The de Bruijn graph corresponding to the L-spectrum of this genome is shown above. The only Eulerian path on the graph is \(\mathtt{a-x-b-x-c}\)

It is easy to see that the only Eulerian path on this de Bruijn graph is the one corresponding to Note that the greedy algorithm may have chosen the path

Example 4, Non-interleaved pair of repeats of length L-1: Let and be two non-interleaved repeats of length L-1 on the genome. Let us assume that the genome has no other repeat of length L-2 or more. We show the genome using the shorthand: .

\(x\) is a simple repeat of length \(L-1\). We assume that the rest of the genome has no repeat of length L-2 or more.

The de Bruijn graph from L-spectrum of this genome is given by

The de Bruijn graph corresponding to the L-spectrum of this genome is shown above. The only Eulerian path on the graph is \(\mathtt{a-x-b-y-c-y-d-x-e}\)

It is fairly easy to show that is the only Eulerian path in the de Bruijn graph.

A practical algorithm based on the de Bruijn graph algorithm

We note that the de Bruijn graph algorithm would work if we had the L-spectrum of a genome and . However the number of reads of length necessary to get the L-spectrum would be astronomical even for modest genome sizes and large read lengths.

To get a more practical version of the de Bruijn graph algorithm, we have to go through a detour. We basically try to get the k-spectrum of a genome from reads of length L where L > k. Abstractly, each read of length L gives us L-k+1 strings of length k (called k-mers). To quantify the number of reads necessary for this to work, given a success probability , we must characterize the number of L length reads necessary to get the k-spectrum.

Reads of length L are said to k-cover if there is a read starting in every L-k+1 window of the genome. Note that this means that for every read, there exists a second read with its starting position within L-k+1 positions after the starting position of the first genome. Note that a set of reads k-covering a genome implies that one can recover the k-spectrum of the genome from the reads (Can you see why?).

Consider the following practical algorithm to assemble:

Sample reads enough to get k-coverage.  
Run the de Bruijn graph algorithm with the k-spectrum thus obtained.
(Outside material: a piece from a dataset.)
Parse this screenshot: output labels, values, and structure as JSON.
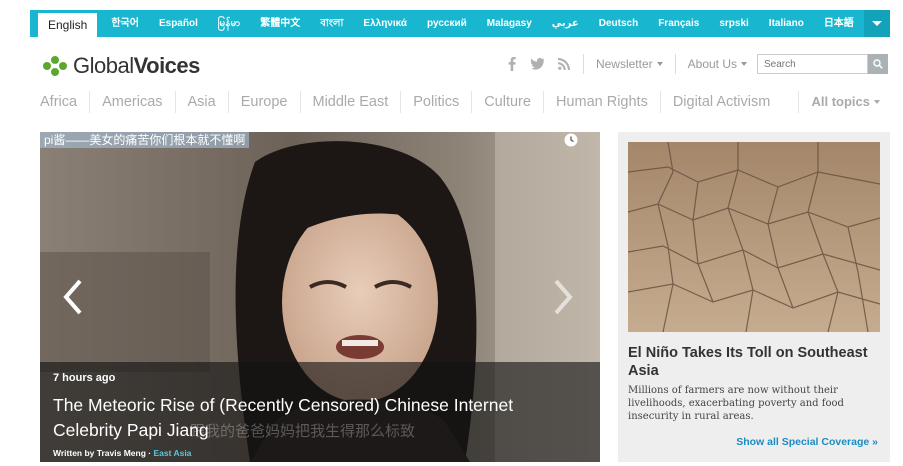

Here we note that k is a tradeoff parameter. For the algorithm to succeed we need that k - 1 > , the length of the longest interleaved repeat. Thus a larger k makes assembling more genomes possible; however, larger values of k lead to smaller values of L-k+1. k coverage tells us that we need to get a read starting in every L-k+1 window of the genome, so one would need to sample more reads.

Using similar calculations to those used in the last lecture, we get the following graph describing the number of reads necessary for an algorithm to succeed.

Lower bound from Lander-Waterman calculation, the read complexity necessary for the greedy algorithm and the de Bruijn algorithm to succeed (with probability \(1-\epsilon\)), and Bresler-Bresler-Tse's lower bound for successful assembly (with probability \(1-\epsilon\)).

The curve for the de Bruijn algorithm is computed by setting , thus it is the most optimistic performance achievable, since in reality the algorithm does not know and has to be more conservative. We note that though the de Bruijn graph algorithm achieves the vertical asymptote, it does need a fairly large number of reads to do so. Although greedy has a worse vertical asymptote, it is better for larger values of L since it requires less reads.

The reason the de Bruijn curve does not match the Bresler-Bresler-Tse’s lower bounds is because it requires every -mer on the genome to be bridged (Note that k-coverage means every k-2 mer in the genome must be bridged. Why?) rather than just having the interleaved repeat bridged. In the next lecture, we will see a tweak of the de Bruijn graph algorithm that tackles this problem to achieve better performance.